■ **WHAT THE TASK REQUIRES**: Would you filter these records and copy every line that has the word "kind"?

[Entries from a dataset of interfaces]
.....

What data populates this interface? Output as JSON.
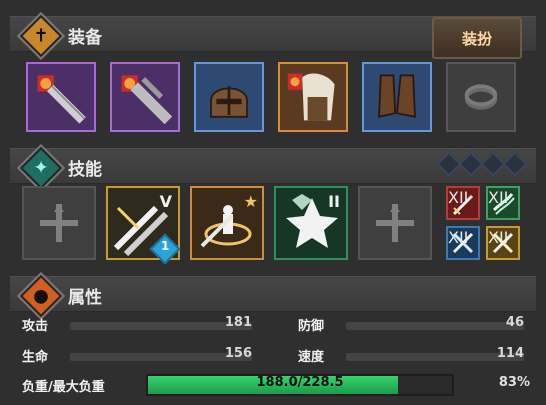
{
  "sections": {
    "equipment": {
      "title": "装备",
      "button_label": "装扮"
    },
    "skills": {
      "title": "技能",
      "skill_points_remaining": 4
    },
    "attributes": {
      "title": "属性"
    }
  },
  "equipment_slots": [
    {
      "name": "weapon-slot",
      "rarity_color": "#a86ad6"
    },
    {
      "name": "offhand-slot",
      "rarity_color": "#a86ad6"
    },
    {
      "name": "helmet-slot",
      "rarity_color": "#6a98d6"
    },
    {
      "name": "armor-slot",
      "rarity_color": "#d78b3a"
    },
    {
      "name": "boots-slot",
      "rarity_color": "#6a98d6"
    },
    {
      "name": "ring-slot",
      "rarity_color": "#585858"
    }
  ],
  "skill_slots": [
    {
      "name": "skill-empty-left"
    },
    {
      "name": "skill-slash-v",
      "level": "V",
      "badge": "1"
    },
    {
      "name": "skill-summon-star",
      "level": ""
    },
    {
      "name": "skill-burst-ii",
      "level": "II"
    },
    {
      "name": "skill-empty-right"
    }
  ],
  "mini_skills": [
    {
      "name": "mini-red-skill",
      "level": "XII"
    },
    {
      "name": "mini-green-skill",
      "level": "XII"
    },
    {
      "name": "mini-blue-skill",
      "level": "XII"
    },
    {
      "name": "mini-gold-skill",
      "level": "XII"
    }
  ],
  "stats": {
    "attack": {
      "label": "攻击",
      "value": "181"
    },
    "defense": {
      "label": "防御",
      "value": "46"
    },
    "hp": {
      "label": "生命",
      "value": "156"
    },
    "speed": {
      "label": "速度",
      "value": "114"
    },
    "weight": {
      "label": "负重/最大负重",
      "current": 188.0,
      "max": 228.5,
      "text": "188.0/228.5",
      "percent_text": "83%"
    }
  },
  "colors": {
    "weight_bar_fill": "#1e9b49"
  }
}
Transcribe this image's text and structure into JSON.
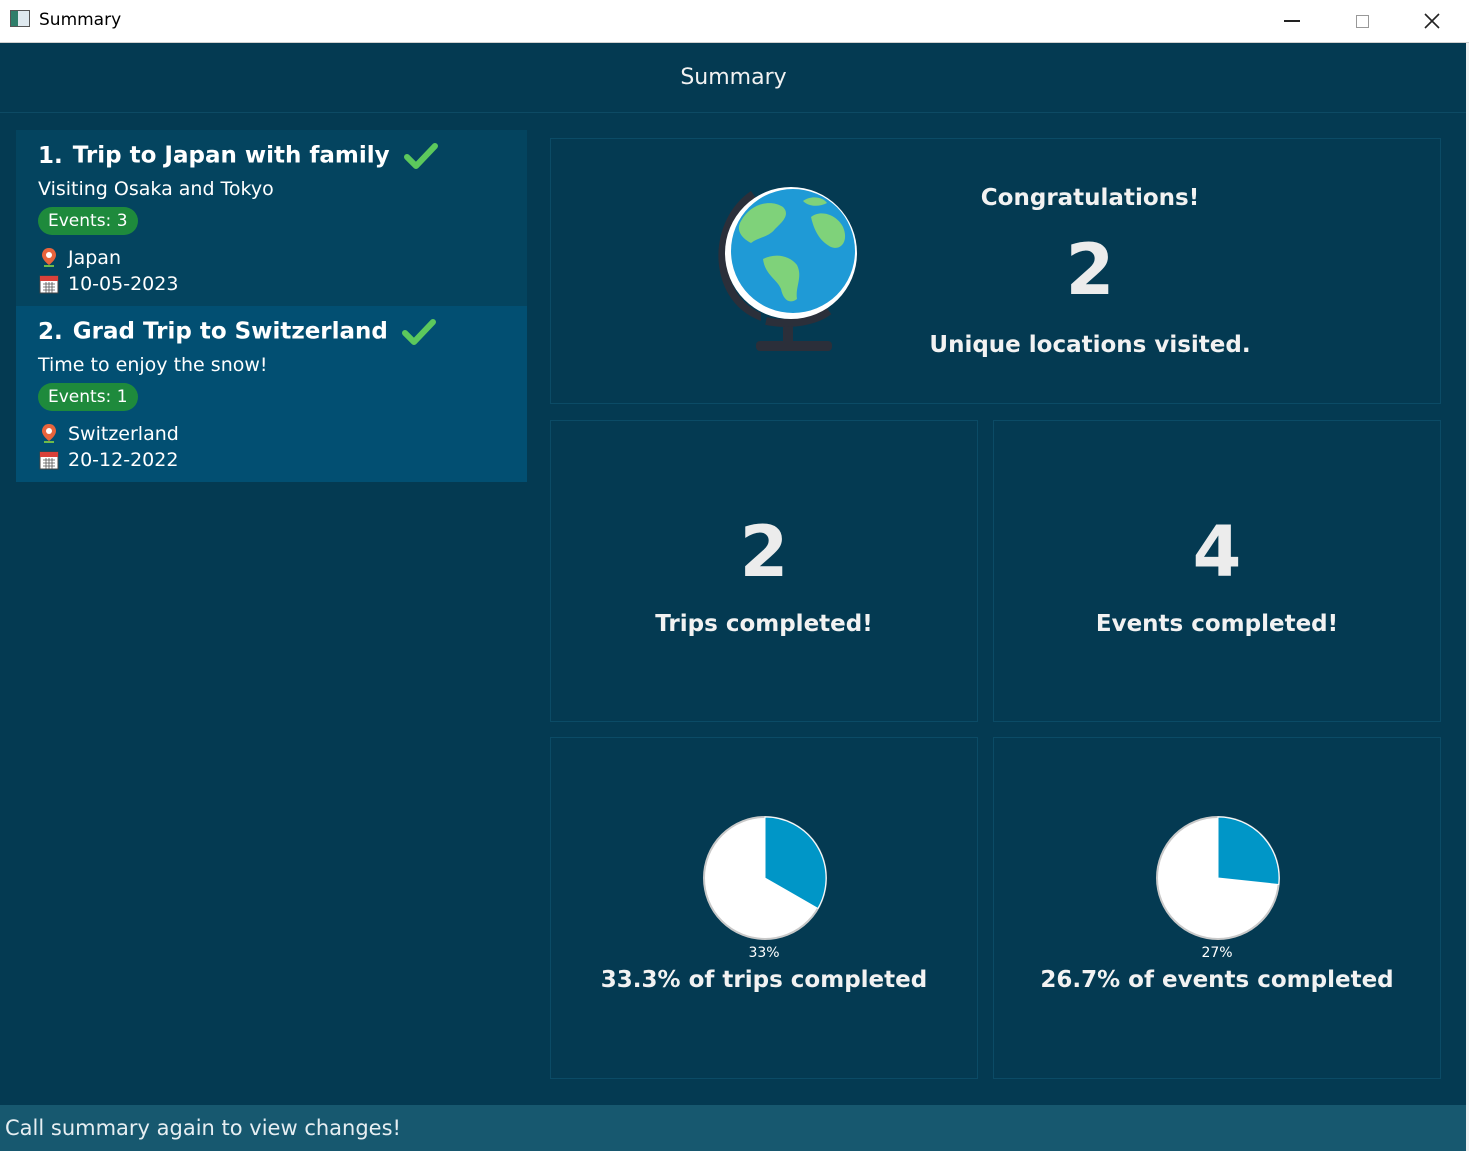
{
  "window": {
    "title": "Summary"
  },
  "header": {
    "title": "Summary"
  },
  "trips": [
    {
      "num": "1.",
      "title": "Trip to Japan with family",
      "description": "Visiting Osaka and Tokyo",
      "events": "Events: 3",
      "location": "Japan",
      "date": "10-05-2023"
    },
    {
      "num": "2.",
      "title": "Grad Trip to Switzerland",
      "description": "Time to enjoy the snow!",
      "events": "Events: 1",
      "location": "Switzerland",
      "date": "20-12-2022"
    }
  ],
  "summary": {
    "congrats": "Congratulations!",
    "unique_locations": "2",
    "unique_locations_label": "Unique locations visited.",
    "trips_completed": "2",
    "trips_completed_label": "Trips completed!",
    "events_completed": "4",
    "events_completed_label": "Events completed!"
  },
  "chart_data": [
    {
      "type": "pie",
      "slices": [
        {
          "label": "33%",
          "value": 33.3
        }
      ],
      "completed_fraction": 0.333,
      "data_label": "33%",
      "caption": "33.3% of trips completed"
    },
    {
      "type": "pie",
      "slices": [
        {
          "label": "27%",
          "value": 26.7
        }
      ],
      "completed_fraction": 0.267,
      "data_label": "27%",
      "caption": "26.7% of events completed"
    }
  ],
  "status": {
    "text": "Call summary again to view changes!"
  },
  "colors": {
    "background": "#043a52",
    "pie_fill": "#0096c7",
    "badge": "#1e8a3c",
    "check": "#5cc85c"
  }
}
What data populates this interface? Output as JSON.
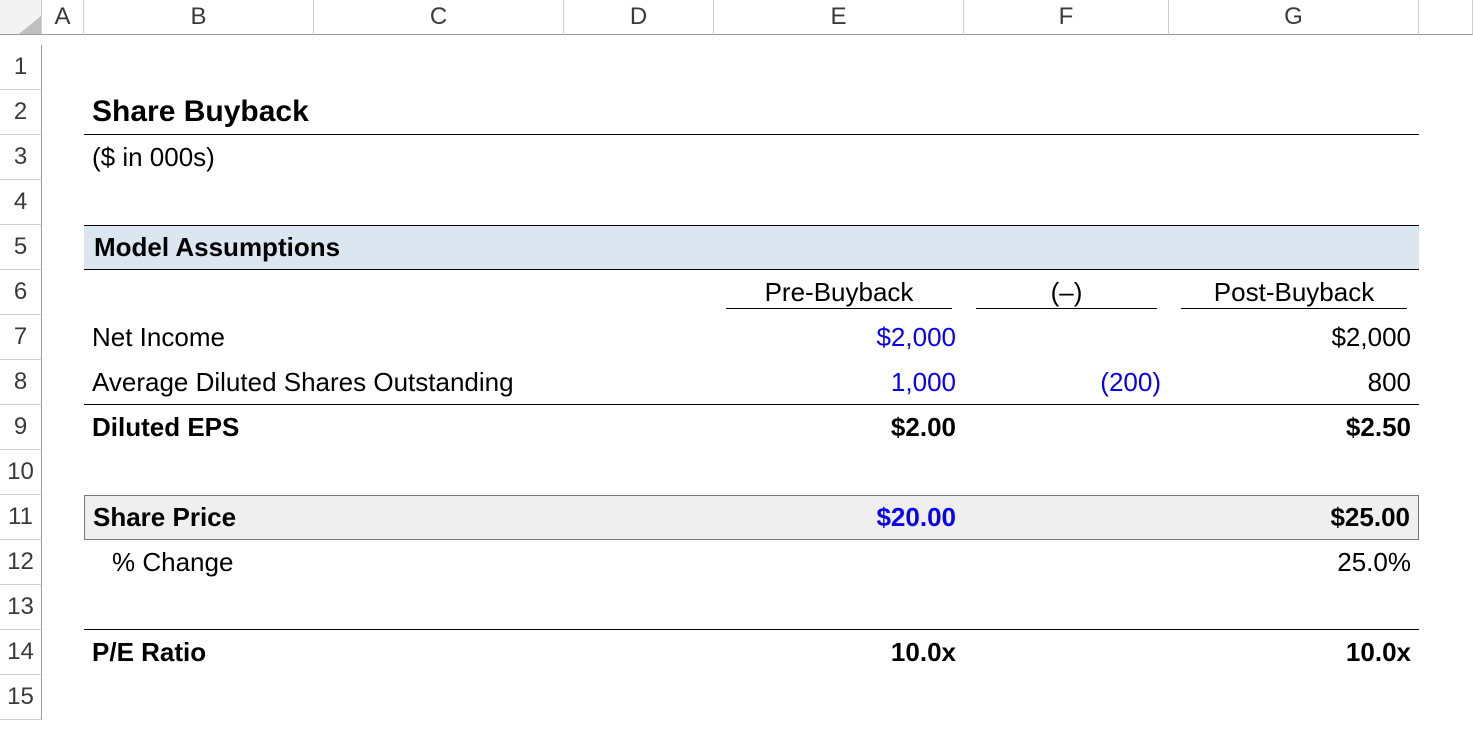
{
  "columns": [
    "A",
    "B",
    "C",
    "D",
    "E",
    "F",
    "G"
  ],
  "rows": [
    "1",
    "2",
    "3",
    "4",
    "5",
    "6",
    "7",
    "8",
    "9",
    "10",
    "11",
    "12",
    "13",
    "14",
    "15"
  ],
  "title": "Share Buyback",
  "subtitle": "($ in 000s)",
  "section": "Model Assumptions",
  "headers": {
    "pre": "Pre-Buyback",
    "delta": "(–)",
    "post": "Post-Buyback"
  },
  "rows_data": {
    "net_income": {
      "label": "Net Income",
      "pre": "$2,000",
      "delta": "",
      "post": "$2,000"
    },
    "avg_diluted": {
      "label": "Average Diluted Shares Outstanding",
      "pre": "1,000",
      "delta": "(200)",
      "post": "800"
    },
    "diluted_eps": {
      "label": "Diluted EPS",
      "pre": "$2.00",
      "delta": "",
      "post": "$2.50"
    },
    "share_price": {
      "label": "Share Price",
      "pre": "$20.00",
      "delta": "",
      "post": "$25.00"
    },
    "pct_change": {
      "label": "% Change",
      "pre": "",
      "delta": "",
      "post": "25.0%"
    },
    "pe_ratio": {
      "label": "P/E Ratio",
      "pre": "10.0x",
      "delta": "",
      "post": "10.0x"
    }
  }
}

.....

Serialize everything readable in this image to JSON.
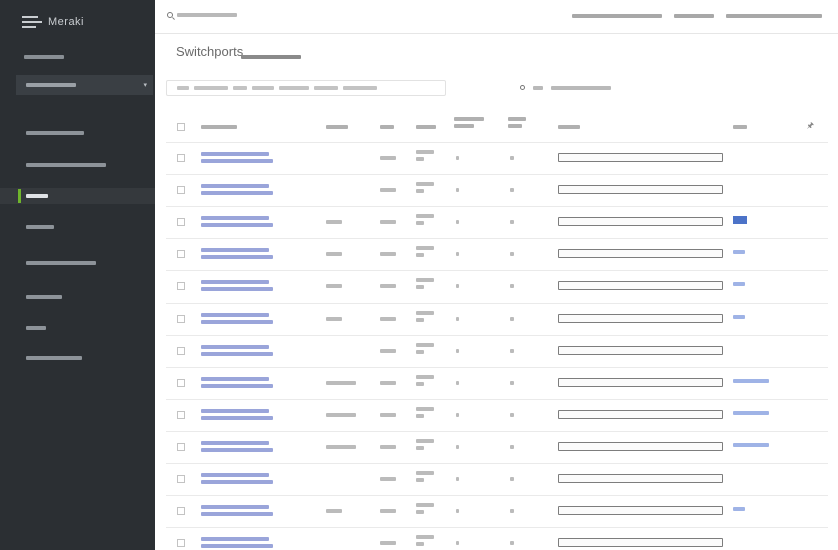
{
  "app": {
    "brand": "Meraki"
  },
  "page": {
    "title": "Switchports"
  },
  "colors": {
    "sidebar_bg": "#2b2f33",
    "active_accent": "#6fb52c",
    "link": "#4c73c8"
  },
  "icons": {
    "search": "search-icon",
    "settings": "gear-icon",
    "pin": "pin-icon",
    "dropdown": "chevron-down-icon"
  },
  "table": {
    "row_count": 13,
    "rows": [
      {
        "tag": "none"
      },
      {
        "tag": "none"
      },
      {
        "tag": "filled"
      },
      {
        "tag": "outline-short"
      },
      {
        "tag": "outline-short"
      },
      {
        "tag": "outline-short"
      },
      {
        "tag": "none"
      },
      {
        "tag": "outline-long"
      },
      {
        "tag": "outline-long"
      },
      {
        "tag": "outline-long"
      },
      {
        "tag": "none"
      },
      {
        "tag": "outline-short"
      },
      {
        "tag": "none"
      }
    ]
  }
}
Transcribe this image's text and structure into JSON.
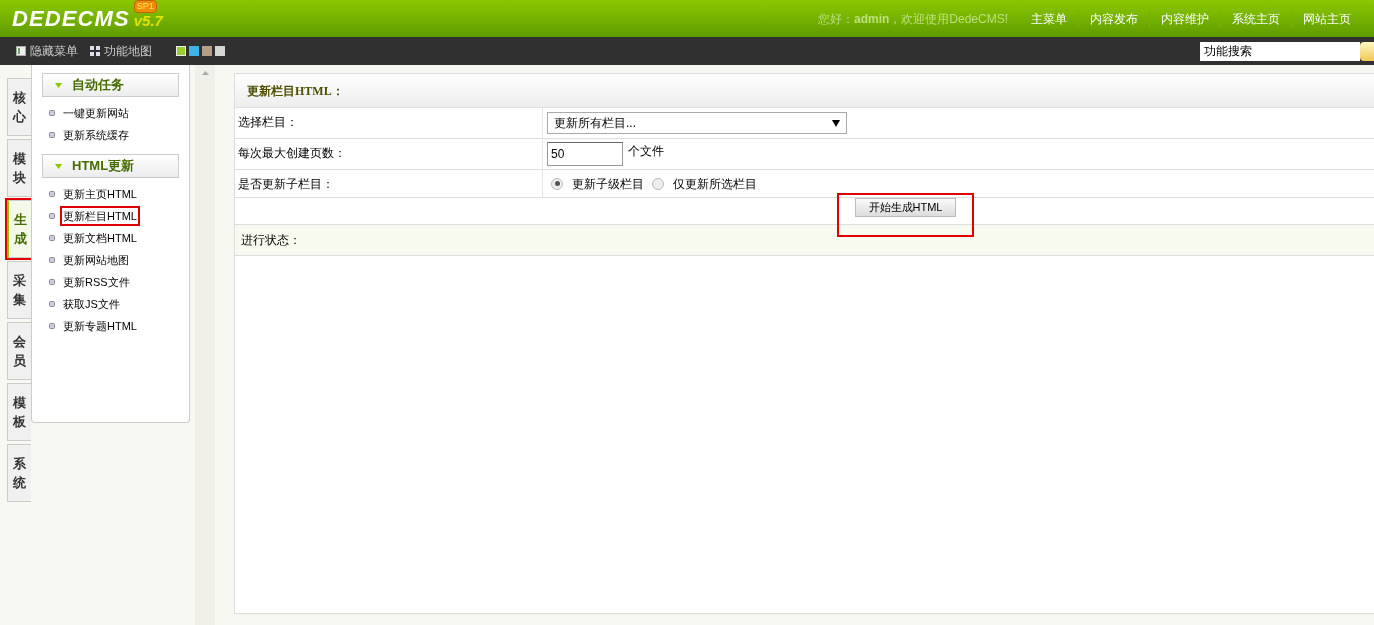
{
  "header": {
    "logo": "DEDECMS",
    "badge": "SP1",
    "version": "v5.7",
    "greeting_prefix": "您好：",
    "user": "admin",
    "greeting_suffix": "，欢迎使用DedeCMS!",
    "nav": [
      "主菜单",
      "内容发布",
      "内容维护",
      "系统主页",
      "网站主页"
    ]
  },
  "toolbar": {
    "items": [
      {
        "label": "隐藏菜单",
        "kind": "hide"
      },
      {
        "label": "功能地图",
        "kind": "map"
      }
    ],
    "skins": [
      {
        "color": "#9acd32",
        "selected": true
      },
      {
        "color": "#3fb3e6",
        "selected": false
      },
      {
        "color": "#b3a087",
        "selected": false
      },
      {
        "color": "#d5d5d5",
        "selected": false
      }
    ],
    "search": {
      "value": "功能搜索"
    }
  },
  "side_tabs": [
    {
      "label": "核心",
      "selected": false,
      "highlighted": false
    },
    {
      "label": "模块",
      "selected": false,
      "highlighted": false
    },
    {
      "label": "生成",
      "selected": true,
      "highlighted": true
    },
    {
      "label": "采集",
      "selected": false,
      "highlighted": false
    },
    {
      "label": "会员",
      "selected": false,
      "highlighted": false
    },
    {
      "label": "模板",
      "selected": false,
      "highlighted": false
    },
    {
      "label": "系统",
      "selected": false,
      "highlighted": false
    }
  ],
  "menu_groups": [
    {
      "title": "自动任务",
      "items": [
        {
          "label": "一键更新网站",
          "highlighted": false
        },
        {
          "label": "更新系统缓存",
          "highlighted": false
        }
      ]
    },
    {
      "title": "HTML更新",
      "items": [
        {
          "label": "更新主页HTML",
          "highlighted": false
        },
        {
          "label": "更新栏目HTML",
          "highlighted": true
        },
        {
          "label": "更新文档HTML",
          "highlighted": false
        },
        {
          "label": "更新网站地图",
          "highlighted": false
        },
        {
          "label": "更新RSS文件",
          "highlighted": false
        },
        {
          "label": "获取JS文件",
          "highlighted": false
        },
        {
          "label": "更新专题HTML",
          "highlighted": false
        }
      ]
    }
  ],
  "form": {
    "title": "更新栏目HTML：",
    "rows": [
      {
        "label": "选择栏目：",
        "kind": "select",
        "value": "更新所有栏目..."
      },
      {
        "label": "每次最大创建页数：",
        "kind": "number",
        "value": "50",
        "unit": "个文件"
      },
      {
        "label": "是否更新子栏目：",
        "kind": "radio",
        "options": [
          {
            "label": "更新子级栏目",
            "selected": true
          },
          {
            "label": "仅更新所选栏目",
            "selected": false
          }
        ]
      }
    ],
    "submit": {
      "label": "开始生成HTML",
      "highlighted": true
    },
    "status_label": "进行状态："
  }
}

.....

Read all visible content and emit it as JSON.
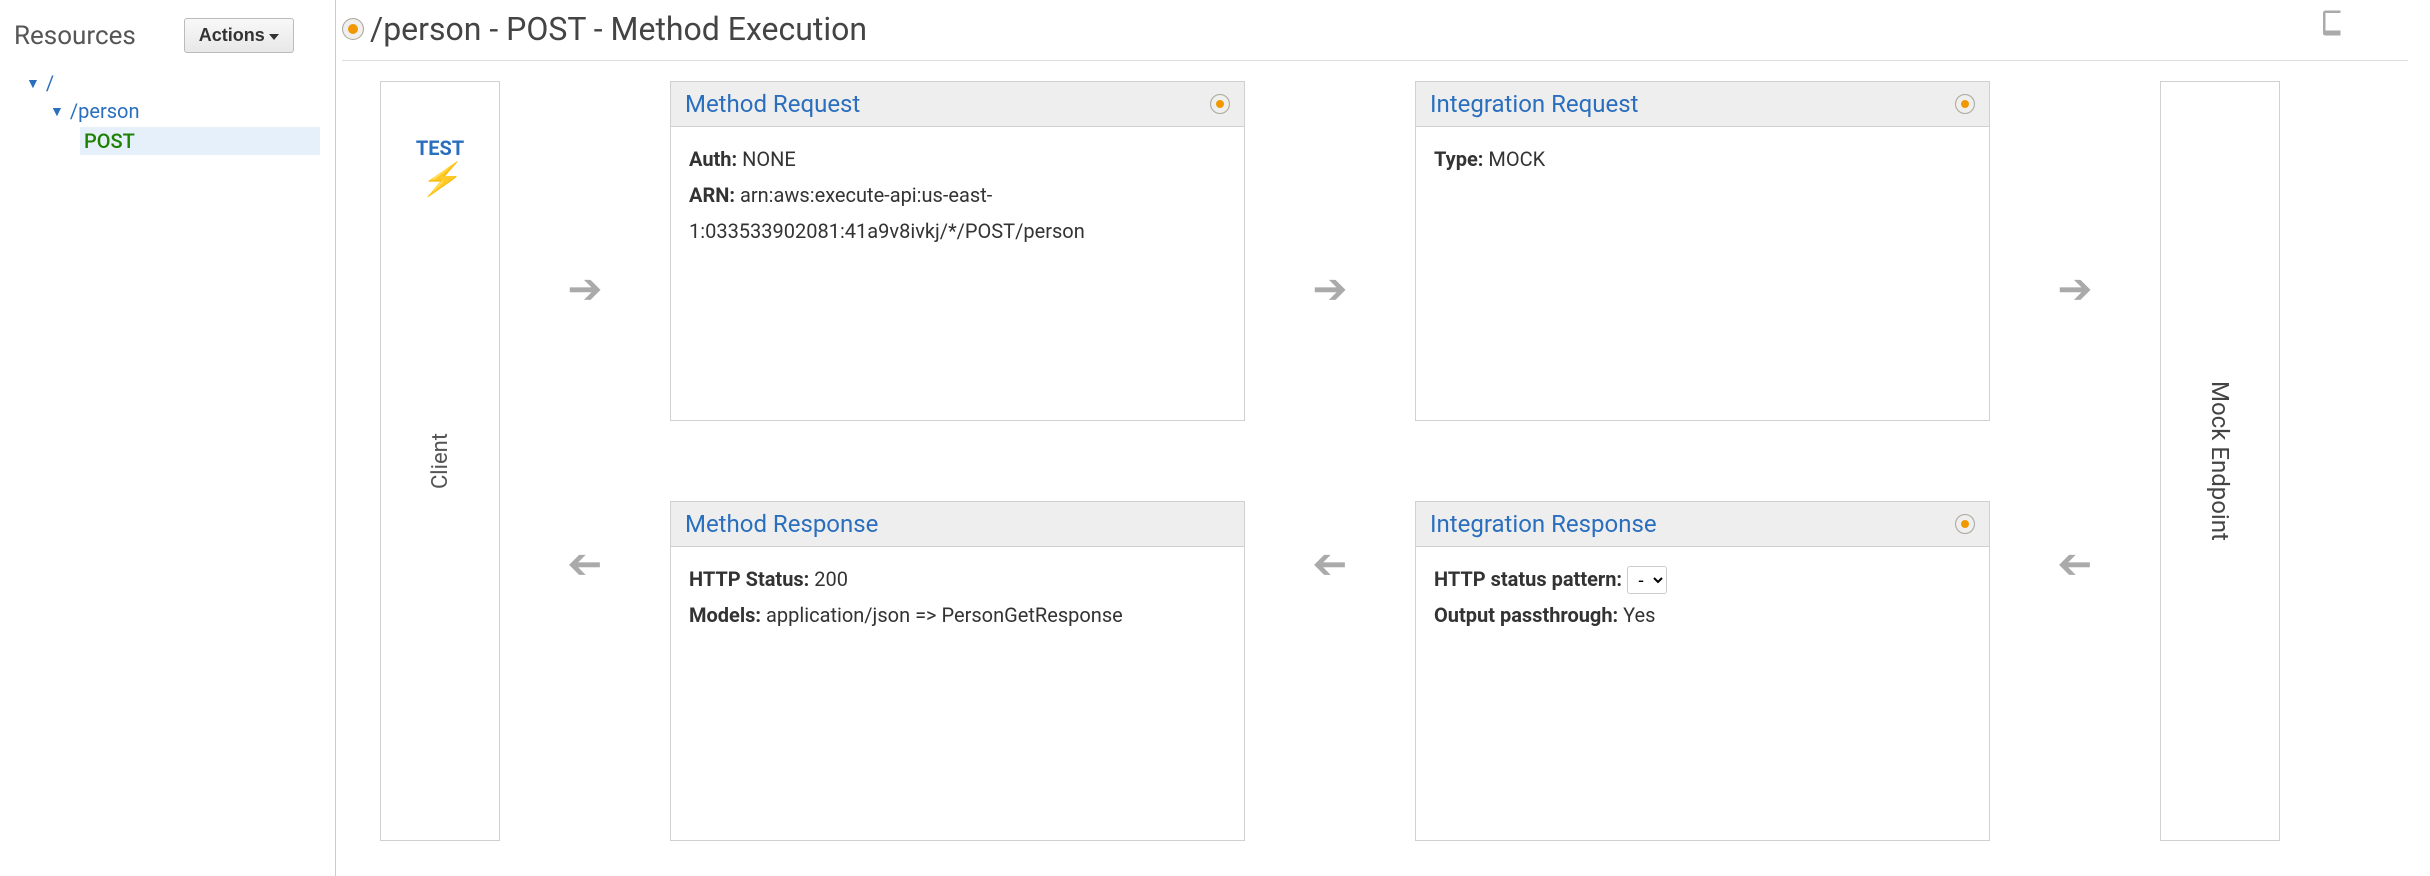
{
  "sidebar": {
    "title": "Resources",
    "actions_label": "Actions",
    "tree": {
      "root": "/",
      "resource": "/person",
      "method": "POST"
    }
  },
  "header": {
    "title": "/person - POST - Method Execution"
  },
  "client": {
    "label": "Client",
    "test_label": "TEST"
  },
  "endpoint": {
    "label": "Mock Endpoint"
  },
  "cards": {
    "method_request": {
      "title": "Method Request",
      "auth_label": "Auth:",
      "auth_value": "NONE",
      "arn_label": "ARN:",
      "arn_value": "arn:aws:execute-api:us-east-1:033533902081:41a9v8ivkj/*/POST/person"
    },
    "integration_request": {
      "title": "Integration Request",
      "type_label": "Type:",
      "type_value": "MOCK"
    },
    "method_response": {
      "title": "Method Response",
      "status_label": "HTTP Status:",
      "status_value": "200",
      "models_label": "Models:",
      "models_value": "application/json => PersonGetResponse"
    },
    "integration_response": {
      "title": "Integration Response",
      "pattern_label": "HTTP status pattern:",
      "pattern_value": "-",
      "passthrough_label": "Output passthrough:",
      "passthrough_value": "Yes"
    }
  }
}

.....

■ **REPLY**:
        "kind": "hide"
        "kind": "map"
        "kind": "select",
        "kind": "number",
        "kind": "radio",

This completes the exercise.